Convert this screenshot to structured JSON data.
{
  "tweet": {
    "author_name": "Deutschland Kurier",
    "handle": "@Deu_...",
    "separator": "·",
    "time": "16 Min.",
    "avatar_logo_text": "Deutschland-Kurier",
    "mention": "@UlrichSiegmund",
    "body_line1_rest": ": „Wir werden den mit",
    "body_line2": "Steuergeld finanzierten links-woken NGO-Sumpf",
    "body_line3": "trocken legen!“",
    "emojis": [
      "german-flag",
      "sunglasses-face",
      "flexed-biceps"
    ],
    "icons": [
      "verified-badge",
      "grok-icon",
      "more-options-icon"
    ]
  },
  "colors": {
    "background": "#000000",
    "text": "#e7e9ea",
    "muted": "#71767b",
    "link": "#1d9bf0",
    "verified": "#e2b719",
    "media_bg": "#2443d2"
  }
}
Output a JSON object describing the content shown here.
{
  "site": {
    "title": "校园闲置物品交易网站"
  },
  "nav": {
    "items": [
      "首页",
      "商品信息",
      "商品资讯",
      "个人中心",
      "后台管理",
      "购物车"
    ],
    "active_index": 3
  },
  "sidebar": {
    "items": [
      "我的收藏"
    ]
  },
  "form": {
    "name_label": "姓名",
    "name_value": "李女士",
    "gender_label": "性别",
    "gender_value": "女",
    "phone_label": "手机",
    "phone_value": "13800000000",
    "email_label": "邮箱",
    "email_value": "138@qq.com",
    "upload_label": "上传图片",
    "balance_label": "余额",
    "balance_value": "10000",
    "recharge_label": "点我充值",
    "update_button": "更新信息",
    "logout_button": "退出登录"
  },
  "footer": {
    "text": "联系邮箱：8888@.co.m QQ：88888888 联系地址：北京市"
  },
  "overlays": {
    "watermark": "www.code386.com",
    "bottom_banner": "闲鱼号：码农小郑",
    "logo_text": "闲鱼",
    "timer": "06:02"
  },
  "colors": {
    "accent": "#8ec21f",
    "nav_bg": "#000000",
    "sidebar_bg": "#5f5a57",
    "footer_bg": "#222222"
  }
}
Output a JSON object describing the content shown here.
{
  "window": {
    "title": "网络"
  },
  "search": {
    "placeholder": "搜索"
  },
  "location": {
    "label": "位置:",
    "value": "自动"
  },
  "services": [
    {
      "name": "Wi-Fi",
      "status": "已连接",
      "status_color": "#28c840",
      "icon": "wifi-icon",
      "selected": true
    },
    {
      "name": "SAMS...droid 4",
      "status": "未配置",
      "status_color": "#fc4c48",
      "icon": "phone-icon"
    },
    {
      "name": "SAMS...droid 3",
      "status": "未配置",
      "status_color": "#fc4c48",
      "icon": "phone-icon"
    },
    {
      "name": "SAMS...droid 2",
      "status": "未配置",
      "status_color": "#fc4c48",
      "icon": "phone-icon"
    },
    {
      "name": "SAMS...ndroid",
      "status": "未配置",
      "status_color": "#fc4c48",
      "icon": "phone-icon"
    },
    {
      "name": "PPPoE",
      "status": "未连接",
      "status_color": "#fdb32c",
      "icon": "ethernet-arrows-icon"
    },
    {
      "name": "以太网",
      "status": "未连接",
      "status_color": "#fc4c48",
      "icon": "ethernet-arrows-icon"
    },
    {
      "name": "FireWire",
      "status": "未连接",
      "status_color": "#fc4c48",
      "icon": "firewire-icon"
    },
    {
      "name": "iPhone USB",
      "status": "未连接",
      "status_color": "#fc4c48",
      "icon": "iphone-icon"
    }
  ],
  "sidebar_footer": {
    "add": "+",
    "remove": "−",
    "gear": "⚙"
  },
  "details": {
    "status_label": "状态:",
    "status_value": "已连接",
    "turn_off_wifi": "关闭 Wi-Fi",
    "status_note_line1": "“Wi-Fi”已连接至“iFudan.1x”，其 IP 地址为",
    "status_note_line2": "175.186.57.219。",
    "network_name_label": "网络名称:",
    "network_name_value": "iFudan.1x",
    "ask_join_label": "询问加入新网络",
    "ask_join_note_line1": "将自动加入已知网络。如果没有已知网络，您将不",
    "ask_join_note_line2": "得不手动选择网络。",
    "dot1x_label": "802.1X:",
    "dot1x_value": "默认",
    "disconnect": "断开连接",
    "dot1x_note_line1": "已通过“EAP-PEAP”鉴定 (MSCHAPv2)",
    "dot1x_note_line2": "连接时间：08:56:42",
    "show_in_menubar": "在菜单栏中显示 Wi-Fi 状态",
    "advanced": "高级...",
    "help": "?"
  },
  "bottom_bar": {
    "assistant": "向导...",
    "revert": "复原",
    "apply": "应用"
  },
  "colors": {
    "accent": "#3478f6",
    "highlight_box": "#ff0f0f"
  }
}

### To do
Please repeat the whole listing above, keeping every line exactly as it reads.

### Result for this task
Convert this screenshot to structured JSON data.
{
  "tweet": {
    "author_name": "Deutschland Kurier",
    "handle": "@Deu_...",
    "separator": "·",
    "time": "16 Min.",
    "avatar_logo_text": "Deutschland-Kurier",
    "mention": "@UlrichSiegmund",
    "body_line1_rest": ": „Wir werden den mit",
    "body_line2": "Steuergeld finanzierten links-woken NGO-Sumpf",
    "body_line3": "trocken legen!“",
    "emojis": [
      "german-flag",
      "sunglasses-face",
      "flexed-biceps"
    ],
    "icons": [
      "verified-badge",
      "grok-icon",
      "more-options-icon"
    ]
  },
  "colors": {
    "background": "#000000",
    "text": "#e7e9ea",
    "muted": "#71767b",
    "link": "#1d9bf0",
    "verified": "#e2b719",
    "media_bg": "#2443d2"
  }
}
Output a JSON object describing the content shown here.
{
  "site": {
    "title": "校园闲置物品交易网站"
  },
  "nav": {
    "items": [
      "首页",
      "商品信息",
      "商品资讯",
      "个人中心",
      "后台管理",
      "购物车"
    ],
    "active_index": 3
  },
  "sidebar": {
    "items": [
      "我的收藏"
    ]
  },
  "form": {
    "name_label": "姓名",
    "name_value": "李女士",
    "gender_label": "性别",
    "gender_value": "女",
    "phone_label": "手机",
    "phone_value": "13800000000",
    "email_label": "邮箱",
    "email_value": "138@qq.com",
    "upload_label": "上传图片",
    "balance_label": "余额",
    "balance_value": "10000",
    "recharge_label": "点我充值",
    "update_button": "更新信息",
    "logout_button": "退出登录"
  },
  "footer": {
    "text": "联系邮箱：8888@.co.m QQ：88888888 联系地址：北京市"
  },
  "overlays": {
    "watermark": "www.code386.com",
    "bottom_banner": "闲鱼号：码农小郑",
    "logo_text": "闲鱼",
    "timer": "06:02"
  },
  "colors": {
    "accent": "#8ec21f",
    "nav_bg": "#000000",
    "sidebar_bg": "#5f5a57",
    "footer_bg": "#222222"
  }
}
Output a JSON object describing the content shown here.
{
  "window": {
    "title": "网络"
  },
  "search": {
    "placeholder": "搜索"
  },
  "location": {
    "label": "位置:",
    "value": "自动"
  },
  "services": [
    {
      "name": "Wi-Fi",
      "status": "已连接",
      "status_color": "#28c840",
      "icon": "wifi-icon",
      "selected": true
    },
    {
      "name": "SAMS...droid 4",
      "status": "未配置",
      "status_color": "#fc4c48",
      "icon": "phone-icon"
    },
    {
      "name": "SAMS...droid 3",
      "status": "未配置",
      "status_color": "#fc4c48",
      "icon": "phone-icon"
    },
    {
      "name": "SAMS...droid 2",
      "status": "未配置",
      "status_color": "#fc4c48",
      "icon": "phone-icon"
    },
    {
      "name": "SAMS...ndroid",
      "status": "未配置",
      "status_color": "#fc4c48",
      "icon": "phone-icon"
    },
    {
      "name": "PPPoE",
      "status": "未连接",
      "status_color": "#fdb32c",
      "icon": "ethernet-arrows-icon"
    },
    {
      "name": "以太网",
      "status": "未连接",
      "status_color": "#fc4c48",
      "icon": "ethernet-arrows-icon"
    },
    {
      "name": "FireWire",
      "status": "未连接",
      "status_color": "#fc4c48",
      "icon": "firewire-icon"
    },
    {
      "name": "iPhone USB",
      "status": "未连接",
      "status_color": "#fc4c48",
      "icon": "iphone-icon"
    }
  ],
  "sidebar_footer": {
    "add": "+",
    "remove": "−",
    "gear": "⚙"
  },
  "details": {
    "status_label": "状态:",
    "status_value": "已连接",
    "turn_off_wifi": "关闭 Wi-Fi",
    "status_note_line1": "“Wi-Fi”已连接至“iFudan.1x”，其 IP 地址为",
    "status_note_line2": "175.186.57.219。",
    "network_name_label": "网络名称:",
    "network_name_value": "iFudan.1x",
    "ask_join_label": "询问加入新网络",
    "ask_join_note_line1": "将自动加入已知网络。如果没有已知网络，您将不",
    "ask_join_note_line2": "得不手动选择网络。",
    "dot1x_label": "802.1X:",
    "dot1x_value": "默认",
    "disconnect": "断开连接",
    "dot1x_note_line1": "已通过“EAP-PEAP”鉴定 (MSCHAPv2)",
    "dot1x_note_line2": "连接时间：08:56:42",
    "show_in_menubar": "在菜单栏中显示 Wi-Fi 状态",
    "advanced": "高级...",
    "help": "?"
  },
  "bottom_bar": {
    "assistant": "向导...",
    "revert": "复原",
    "apply": "应用"
  },
  "colors": {
    "accent": "#3478f6",
    "highlight_box": "#ff0f0f"
  }
}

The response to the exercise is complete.